Another study of 2019, focused on the efficacy and safety of cannabidiol in epilepsy. Drowsiness was the most frequent adverse effect in association with clobazam. Concomitant use of valproate also increased elevations of transaminases, but was reversible when CBD was discontinued. In summary, cannabidiol is safe. Unfortunately, approved pharmaceutical grade CBD oil is expensive. Finally, it is important to have adequate medical supervision to prescribe the CBD as an anticonvulsant for epilepsy, as well as to manage the product's validity, side effects and pharmacological interaction..
The therapeutic potential of CBD in epilepsy It's real, but more studies are needed to better understand the full mechanism of action.
Did you like this post? Make an assessment. This post has been made based on existing research until the date of publication of the article. Due to the increase of studies around medical cannabis, the information exposed may vary over time and we will inform in subsequent writings.
 Chang, B. S., & Lowenstein, D. H. (2003). Epilepsy. New England Journal of Medicine, 349 (13), 1257-1266. doi: 10.1056 / nejmra022308
 Shorvon, S. D. (2011). The etiologic classification of epilepsy. Epilepsy, 52 (6), 1052-1057. doi: 10.1111 / j.1528-1167.2011.03041.x
 "Epilepsy Fact sheet". QUIEN. February 2019. Archived from the original on 11 March 2016. Retrieved 4 March 2016.
 Sekar, K., & Pack, A. (2019). Epidemiology as adjunct therapy for treatment of refractory epilepsy: a comprehensive review with a focus on adverse effects. F1000Research, 8, 234.doi: 10.12688 / f1000research.16515.1
 Samanta, D. (2019). Cannabidiol: A Review of Clinical Efficacy and Safety in Epilepsy. Pediatric Neurology.doi: 10.1016 / j.pediatrneurol.2019.03.014
Here is what you want to know before seeing your local medical dispensary:You will need a physician’s recommendation, medical cannabis certificate, and/or whatever proper documentation is needed by your condition. Typically, you need to be 18 or older to qualify for a medical authorization, but exceptions could be made in some conditions for minors with especially debilitating problems. You will usually register with a medicinal dispensary. This is to keep your medical cannabis recommendation or certificate on file for regulatory and legal purposes. There’ll be a waiting space. This is to control the flow of product and patients, but a straightforward dividing wall also gives patients privacy and direct one-on-one contact with a budtender to candidly discuss medical problems. This process can assist budtenders and patients track effective medication as well as have a living listing of producers and products for future reference and follow-up. Medicinal dispensaries usually permit you to smell and examine the buds prior to purchase. This may differ from state-to-state.
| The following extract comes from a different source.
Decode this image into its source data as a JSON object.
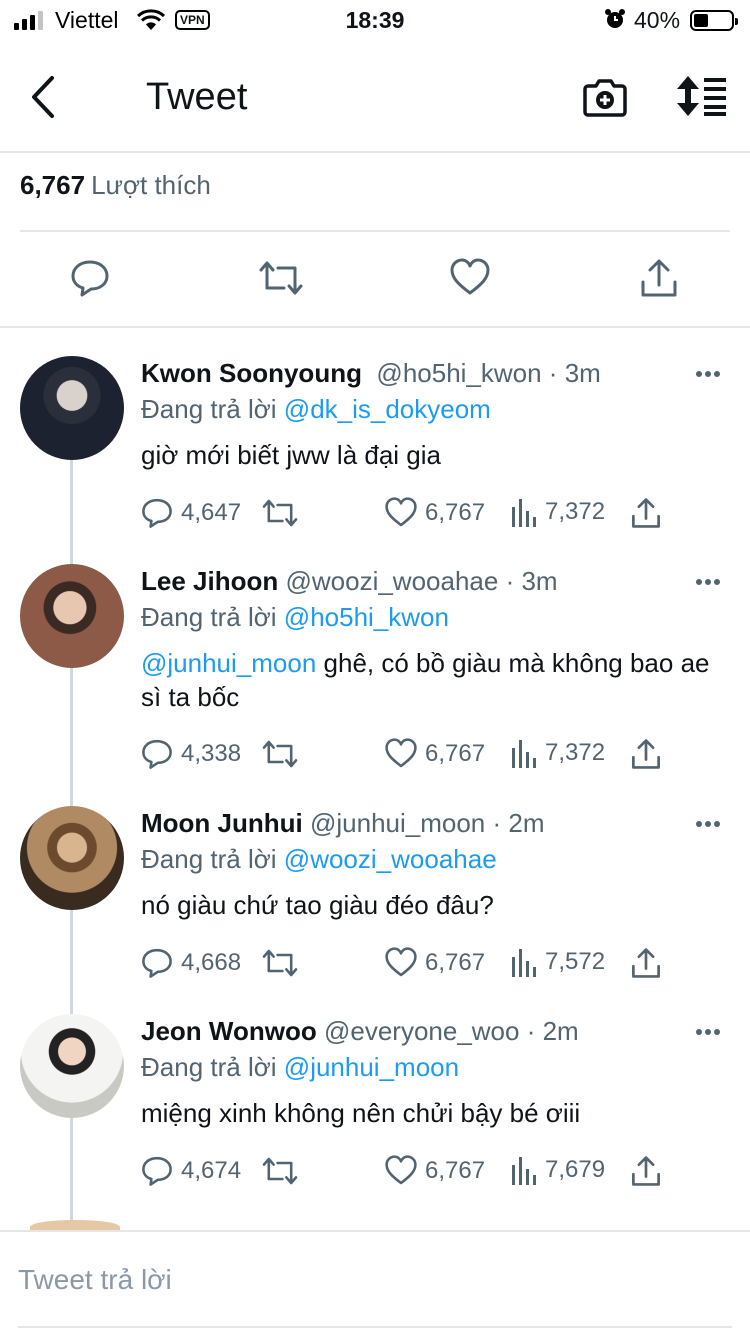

DOES AN APPLICANT NEED MUNICIPAL APPROVAL BEFORE RECEIVING A RETAIL CANNABIS LICENSE? Yes, municipal approval is required before the AGLC will subject a retail cannabis license. Applicants must get in touch with their planned municipality to find out requirements concerning municipal retail cannabis legislation, zoning requirements, land-use limitations, and place requirements regarding how close a retail shop can be into a provincial medical care centre, college, or parcel of property designated as a college book.
Keep non-medical cannabis legal Adults that are 19 decades or older are in a position to:Possess up to 30 gram of authorized dried cannabis or the equivalent on their person. Share up to 30 g of legal cannabis along with other adults in Canada. Purchase cannabis goods from a Yukon Liquor Corporation licensed merchant. Grow up to four crops per household. It’s illegal to provide non invasive cannabis to anyone below the age of 19 and also for anybody under the age of 19 to possess any amount of non-medical cannabis in Yukon.It is dangerous and illegal to drive while under the influence of cannabis or other intoxicants.